  • How seriously--how much respect--does the community/industry at large treat the indie films on your resume?
  • How confident are you about the future of Georgia's Independent Film Scene?
  • Of the independent films you've worked on in Georgia, how you would rate your experience?
  • How aware is the rest of the country of Atlanta and Georgia's Independent Film Scene?
  • If you had to grade Georgia's presence at the major festivals in the United States (Sundance, SXSW, etc.), what would you give it?
  • How would you grade Georgia's Independent Film Scene?

There will be those who will agree with the picture the answers create of independent film in Georgia. With Georgia's film boom well into it's 6th year, some will vehemently disagree. Whatever side you may fall on, this should be a catalyst to discussion. We'll be following up with a more detailed reactions from our own contributors and from the community in a week or so.

A few things to note as we dive in.

There are 48 total responses. We posted, tweeted and emailed as often as we could to get the word out.

Our biggest push were two boosted Facebook posts we created. Through keywords and audience, we aimed those posts specifically at the film community, targeting Atlanta up to a radius of 50 miles. That's 7,800 square miles that stretches just shy of Athens.

Why target Atlanta and not the entire state? Research shows the concentration of online activity by the film community is in this area. Going further out would just dilute our reach. 

As a result, our first boosted post reached 11,288 potential respondents. The second reached 5,360. Including email and our additional social media channels, we hit about 30,000 people total (how much overlap we don't know). 

We're including this information to highlight that we wanted to give as many as possible a chance to answer. 

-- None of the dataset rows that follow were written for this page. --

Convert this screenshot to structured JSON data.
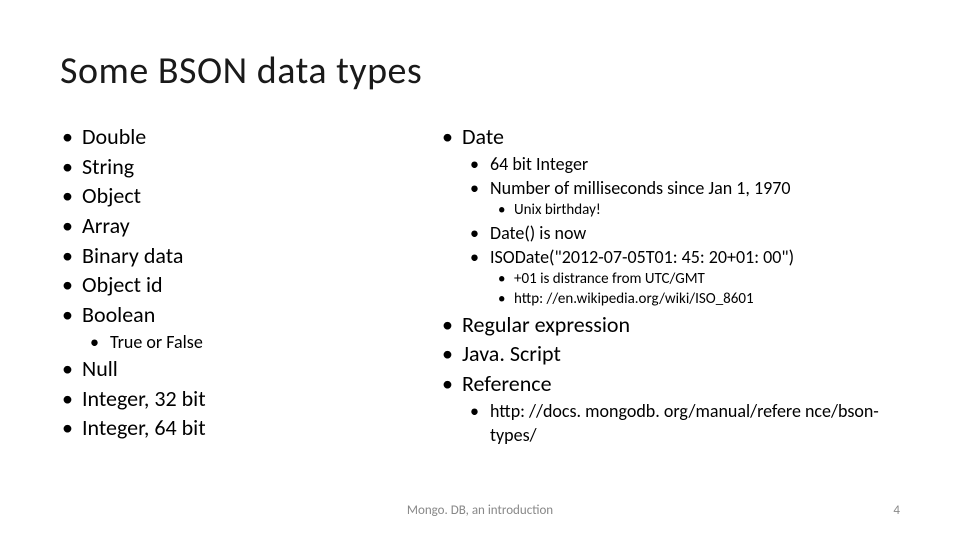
{
  "title": "Some BSON data types",
  "left": {
    "items": [
      "Double",
      "String",
      "Object",
      "Array",
      "Binary data",
      "Object id",
      "Boolean"
    ],
    "boolean_sub": "True or False",
    "items2": [
      "Null",
      "Integer, 32 bit",
      "Integer, 64 bit"
    ]
  },
  "right": {
    "date_label": "Date",
    "date_sub1": "64 bit Integer",
    "date_sub2": "Number of milliseconds since Jan 1, 1970",
    "date_sub2_sub": "Unix birthday!",
    "date_sub3": "Date() is now",
    "date_sub4": "ISODate(\"2012-07-05T01: 45: 20+01: 00\")",
    "date_sub4_sub1": "+01 is distrance from UTC/GMT",
    "date_sub4_sub2": "http: //en.wikipedia.org/wiki/ISO_8601",
    "regex": "Regular expression",
    "js": "Java. Script",
    "ref": "Reference",
    "ref_sub": "http: //docs. mongodb. org/manual/refere nce/bson-types/"
  },
  "footer": {
    "center": "Mongo. DB, an introduction",
    "page": "4"
  }
}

14 March, 2014

Vote for "The House at the Edge of the Galaxy" in the Krakow Film Festival trailer competition!


Last year, Gleb Osatinski's "The House at the Edge of the Galaxy" was one of my favorite films at the Atlanta Film Festival. As he continues his festival run (next month, he'll be in Sarasota), he is also expanding his horizons. The prestigious Krakow Film Festival is currently running a trailer contest. Out of the myriad entries, the film that receives the most votes will go on to be featured in the festival! It only takes two clicks!


Let's reward this talented and hardworking Atlanta Film Festival alumnus!

11 March, 2014

Macon Review bundle: "Desires of the Heart" (**½), "Brothers Hypnotic" (****), "A Fragile Trust" (****½)

Val Lauren and Alicia Minshew star in "Desires of the Heart"

"Desires of the Heart"

Shot on location in Savannah and India, this is director James Kicklighter’s first feature length narrative. The story follows Kris Sharma (Val Lauren) as he navigates his identity in family and in love. His encounter with Madeline (Alicia Minshew) challenges what he thought he knew about himself and, ultimately, destiny. The screenplay, which Kicklighter describes as having been 'rewritten every day,' seems like it was; I’d like to think the performances would have been better should the actors been provided a less pliable script. While the photography only ever aids very genuine emotion, the sound editing and film length leave me excited—generously stated—to partake in Kicklighter’s next, new and improved venture.

2.5 out of 5 stars.

Reviews for "Brothers Hypnotic" and "A Fragile Trust" after the jump.

Macon Review: Bittersweet (****½)

Diana Prazak and Lucia Rijker star in "Bittersweet"

Motivated by pure ambition and fueled by a fierce desire to win, Diana Prazak accepts the invitation from the world’s reigning number one WBC World Champion Boxer, Frida Wallberg, to face off for the title. “Bittersweet” follows Diana’s grueling journey and her intense uphill battle in the attempt to claim the ultimate prize.

Diana Prazak, a proud Australian now living in Los Angeles, is tough. Never taking her eye off the prize, she fights daily to maintain both her physical and mental health. Her trainer, six-time world champion Lucia Rijker, is clearly one of the best in the business. At first glance, she’s intimidating, but her focus and knowledge of the sport is completely mesmerizing. Her caring nature and the gentleness she has towards Diana kept me transfixed.